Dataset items
--- START ---

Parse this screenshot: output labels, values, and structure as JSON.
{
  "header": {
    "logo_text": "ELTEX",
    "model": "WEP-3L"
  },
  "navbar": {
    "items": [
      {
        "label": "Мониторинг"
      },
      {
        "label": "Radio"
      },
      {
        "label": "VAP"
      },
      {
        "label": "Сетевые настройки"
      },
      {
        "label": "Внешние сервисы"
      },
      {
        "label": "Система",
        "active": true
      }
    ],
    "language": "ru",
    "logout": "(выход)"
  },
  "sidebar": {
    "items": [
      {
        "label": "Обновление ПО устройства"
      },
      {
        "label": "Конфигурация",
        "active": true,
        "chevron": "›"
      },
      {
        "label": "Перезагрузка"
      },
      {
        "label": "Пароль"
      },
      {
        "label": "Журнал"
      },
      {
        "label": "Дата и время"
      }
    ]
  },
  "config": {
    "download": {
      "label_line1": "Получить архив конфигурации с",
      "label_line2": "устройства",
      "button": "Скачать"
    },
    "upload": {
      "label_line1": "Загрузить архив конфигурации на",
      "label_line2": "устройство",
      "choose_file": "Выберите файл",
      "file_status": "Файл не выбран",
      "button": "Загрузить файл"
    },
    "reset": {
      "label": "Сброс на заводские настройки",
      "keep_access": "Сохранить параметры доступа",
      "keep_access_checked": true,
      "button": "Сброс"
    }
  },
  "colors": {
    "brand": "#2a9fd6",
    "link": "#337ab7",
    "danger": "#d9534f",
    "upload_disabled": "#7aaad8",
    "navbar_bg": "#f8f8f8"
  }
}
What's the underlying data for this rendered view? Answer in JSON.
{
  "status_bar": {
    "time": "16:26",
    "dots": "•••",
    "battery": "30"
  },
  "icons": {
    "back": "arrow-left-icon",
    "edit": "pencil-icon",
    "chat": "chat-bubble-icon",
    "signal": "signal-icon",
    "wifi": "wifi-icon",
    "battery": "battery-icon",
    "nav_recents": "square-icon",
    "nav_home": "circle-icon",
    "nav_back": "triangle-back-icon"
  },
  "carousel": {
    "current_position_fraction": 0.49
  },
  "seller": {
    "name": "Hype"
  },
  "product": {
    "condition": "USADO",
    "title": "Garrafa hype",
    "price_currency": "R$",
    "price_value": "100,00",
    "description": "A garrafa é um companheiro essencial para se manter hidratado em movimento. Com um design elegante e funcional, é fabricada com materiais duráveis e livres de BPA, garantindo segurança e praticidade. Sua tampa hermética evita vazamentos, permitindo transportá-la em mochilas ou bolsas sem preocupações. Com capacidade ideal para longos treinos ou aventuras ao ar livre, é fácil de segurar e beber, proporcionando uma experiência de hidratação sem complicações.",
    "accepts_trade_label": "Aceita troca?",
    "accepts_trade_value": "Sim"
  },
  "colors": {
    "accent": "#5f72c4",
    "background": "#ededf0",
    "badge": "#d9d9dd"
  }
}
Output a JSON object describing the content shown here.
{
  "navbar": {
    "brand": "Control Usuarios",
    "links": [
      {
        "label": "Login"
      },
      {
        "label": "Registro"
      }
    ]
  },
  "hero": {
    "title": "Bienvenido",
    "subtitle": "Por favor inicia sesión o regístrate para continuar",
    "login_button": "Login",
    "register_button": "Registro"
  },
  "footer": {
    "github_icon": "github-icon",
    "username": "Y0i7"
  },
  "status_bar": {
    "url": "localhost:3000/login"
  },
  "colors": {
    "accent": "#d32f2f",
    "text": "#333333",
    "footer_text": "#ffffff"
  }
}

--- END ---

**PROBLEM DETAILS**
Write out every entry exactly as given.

**EXERCISE ANSWER**
Parse this screenshot: output labels, values, and structure as JSON.
{
  "header": {
    "logo_text": "ELTEX",
    "model": "WEP-3L"
  },
  "navbar": {
    "items": [
      {
        "label": "Мониторинг"
      },
      {
        "label": "Radio"
      },
      {
        "label": "VAP"
      },
      {
        "label": "Сетевые настройки"
      },
      {
        "label": "Внешние сервисы"
      },
      {
        "label": "Система",
        "active": true
      }
    ],
    "language": "ru",
    "logout": "(выход)"
  },
  "sidebar": {
    "items": [
      {
        "label": "Обновление ПО устройства"
      },
      {
        "label": "Конфигурация",
        "active": true,
        "chevron": "›"
      },
      {
        "label": "Перезагрузка"
      },
      {
        "label": "Пароль"
      },
      {
        "label": "Журнал"
      },
      {
        "label": "Дата и время"
      }
    ]
  },
  "config": {
    "download": {
      "label_line1": "Получить архив конфигурации с",
      "label_line2": "устройства",
      "button": "Скачать"
    },
    "upload": {
      "label_line1": "Загрузить архив конфигурации на",
      "label_line2": "устройство",
      "choose_file": "Выберите файл",
      "file_status": "Файл не выбран",
      "button": "Загрузить файл"
    },
    "reset": {
      "label": "Сброс на заводские настройки",
      "keep_access": "Сохранить параметры доступа",
      "keep_access_checked": true,
      "button": "Сброс"
    }
  },
  "colors": {
    "brand": "#2a9fd6",
    "link": "#337ab7",
    "danger": "#d9534f",
    "upload_disabled": "#7aaad8",
    "navbar_bg": "#f8f8f8"
  }
}
What's the underlying data for this rendered view? Answer in JSON.
{
  "status_bar": {
    "time": "16:26",
    "dots": "•••",
    "battery": "30"
  },
  "icons": {
    "back": "arrow-left-icon",
    "edit": "pencil-icon",
    "chat": "chat-bubble-icon",
    "signal": "signal-icon",
    "wifi": "wifi-icon",
    "battery": "battery-icon",
    "nav_recents": "square-icon",
    "nav_home": "circle-icon",
    "nav_back": "triangle-back-icon"
  },
  "carousel": {
    "current_position_fraction": 0.49
  },
  "seller": {
    "name": "Hype"
  },
  "product": {
    "condition": "USADO",
    "title": "Garrafa hype",
    "price_currency": "R$",
    "price_value": "100,00",
    "description": "A garrafa é um companheiro essencial para se manter hidratado em movimento. Com um design elegante e funcional, é fabricada com materiais duráveis e livres de BPA, garantindo segurança e praticidade. Sua tampa hermética evita vazamentos, permitindo transportá-la em mochilas ou bolsas sem preocupações. Com capacidade ideal para longos treinos ou aventuras ao ar livre, é fácil de segurar e beber, proporcionando uma experiência de hidratação sem complicações.",
    "accepts_trade_label": "Aceita troca?",
    "accepts_trade_value": "Sim"
  },
  "colors": {
    "accent": "#5f72c4",
    "background": "#ededf0",
    "badge": "#d9d9dd"
  }
}
Output a JSON object describing the content shown here.
{
  "navbar": {
    "brand": "Control Usuarios",
    "links": [
      {
        "label": "Login"
      },
      {
        "label": "Registro"
      }
    ]
  },
  "hero": {
    "title": "Bienvenido",
    "subtitle": "Por favor inicia sesión o regístrate para continuar",
    "login_button": "Login",
    "register_button": "Registro"
  },
  "footer": {
    "github_icon": "github-icon",
    "username": "Y0i7"
  },
  "status_bar": {
    "url": "localhost:3000/login"
  },
  "colors": {
    "accent": "#d32f2f",
    "text": "#333333",
    "footer_text": "#ffffff"
  }
}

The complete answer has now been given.